As investment firms continue to deal with the immediate impacts of Covid-19, new questions are constantly emerging about how the pandemic will affect those working in the sector over the longer term.
Investment professionals and those looking to enter the sector want to know what the pandemic means for their careers, and which skills they need to develop for the post-pandemic world.
Impact on career development
Economic uncertainty resulting from Covid-19 is set to continue for the next year at least, and firms are now thinking about how they will need to restructure to meet the new challenges they face while continuing to serve their clients to the highest standard.
We have already seen major shifts from active to passive investing, and in firms reorienting themselves from product providers to solutions providers. As a result of this pandemic, we can now expect further shifts.
Investment houses will need to be disciplined with costs and very deliberate in the use of human capital. The pandemic has also changed the way people work and, while it has proven that flexible structures can get the job done, it has called into question traditional working practices.
As companies digest what these challenges and learnings mean for them, we may see more reticence to recruit new people or make other significant changes to teams.
Professionals already in the sector might find it harder to move between roles, slowing the pace of their career development.
Certain areas of the profession might struggle more than others. Some of our members are expecting fewer positions to be created for pure finance roles, while anticipating opportunities to continue emerging in the main growth areas we were seeing before the pandemic - fields such as ESG, big data and artificial intelligence (AI).
For those looking to start out in the investment profession, the situation is complex. Remote working is continuing to be the norm for many companies and, while reports suggest workers have taken to mastering virtual forms of communication well, it is still difficult to learn skills this way and even harder for new joiners.
They can be instructed via video calls and effective mentoring arrangements can be put in place, but virtual tools are ultimately a stop-gap.

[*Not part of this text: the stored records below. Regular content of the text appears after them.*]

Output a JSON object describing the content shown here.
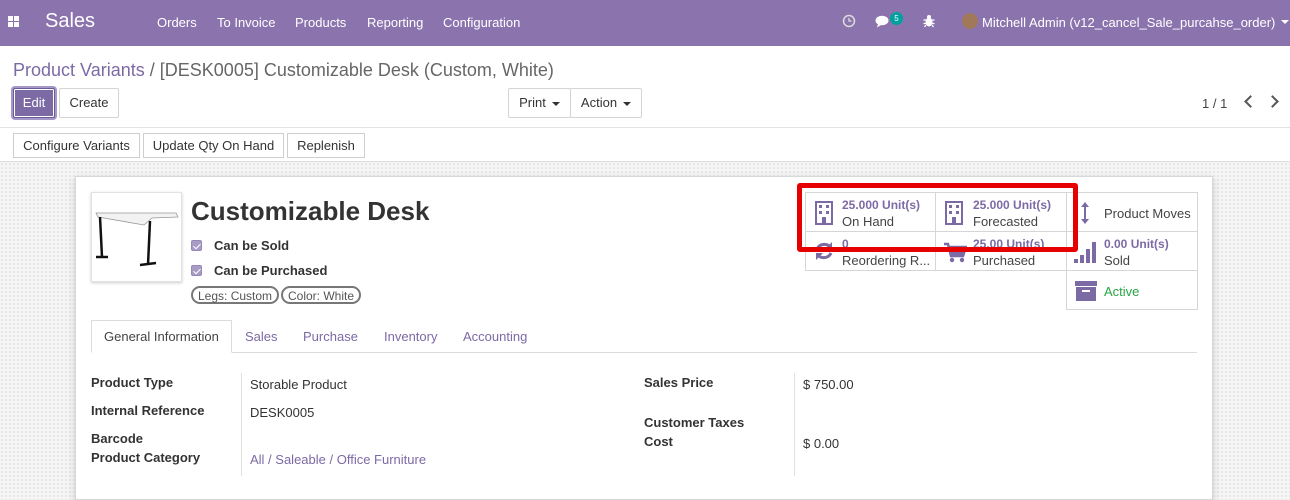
{
  "navbar": {
    "app_name": "Sales",
    "menu": [
      "Orders",
      "To Invoice",
      "Products",
      "Reporting",
      "Configuration"
    ],
    "messages_badge": "5",
    "user": "Mitchell Admin (v12_cancel_Sale_purcahse_order)",
    "bg_color": "#8b73ae"
  },
  "breadcrumb": {
    "parent": "Product Variants",
    "separator": "/",
    "current": "[DESK0005] Customizable Desk (Custom, White)"
  },
  "buttons": {
    "edit": "Edit",
    "create": "Create",
    "print": "Print",
    "action": "Action"
  },
  "pager": {
    "value": "1 / 1"
  },
  "statusbar": {
    "configure_variants": "Configure Variants",
    "update_qty": "Update Qty On Hand",
    "replenish": "Replenish"
  },
  "product": {
    "name": "Customizable Desk",
    "can_be_sold": "Can be Sold",
    "can_be_purchased": "Can be Purchased",
    "tags": [
      "Legs: Custom",
      "Color: White"
    ]
  },
  "smart_buttons": {
    "on_hand": {
      "value": "25.000",
      "unit": "Unit(s)",
      "label": "On Hand"
    },
    "forecasted": {
      "value": "25.000",
      "unit": "Unit(s)",
      "label": "Forecasted"
    },
    "product_moves": {
      "label": "Product Moves"
    },
    "reordering": {
      "value": "0",
      "label": "Reordering R..."
    },
    "purchased": {
      "value": "25.00",
      "unit": "Unit(s)",
      "label": "Purchased"
    },
    "sold": {
      "value": "0.00",
      "unit": "Unit(s)",
      "label": "Sold"
    },
    "active": {
      "label": "Active"
    }
  },
  "tabs": [
    "General Information",
    "Sales",
    "Purchase",
    "Inventory",
    "Accounting"
  ],
  "fields": {
    "product_type": {
      "label": "Product Type",
      "value": "Storable Product"
    },
    "internal_reference": {
      "label": "Internal Reference",
      "value": "DESK0005"
    },
    "barcode": {
      "label": "Barcode",
      "value": ""
    },
    "product_category": {
      "label": "Product Category",
      "value": "All / Saleable / Office Furniture"
    },
    "sales_price": {
      "label": "Sales Price",
      "value": "$ 750.00"
    },
    "customer_taxes": {
      "label": "Customer Taxes",
      "value": ""
    },
    "cost": {
      "label": "Cost",
      "value": "$ 0.00"
    }
  },
  "colors": {
    "accent": "#7c6aa5",
    "highlight": "#e60000",
    "active_green": "#28a745"
  }
}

For new employees finding their feet, there is nothing that replaces being in the office of an organisation, observing behaviours and seeing how people interact.
There is also no easy solution when it comes to holding interviews and arranging internships virtually. They can be done, but both inevitably work better in person.
It is not all bad news, though. The pandemic has encouraged firms to think more freely and we are likely to see them increasingly hiring people with new skills and different backgrounds.
Businesses are more conscious of the need to respond to rapidly changing environments and they know that to respond flexibly, they need people who think differently from one another - a team that only looks at a problem or opportunity through one lens will see it in only one way.
As firms look for employees with the skills and knowledge to provide new solutions and strategies, we will see an increased and welcome diversity in the sector.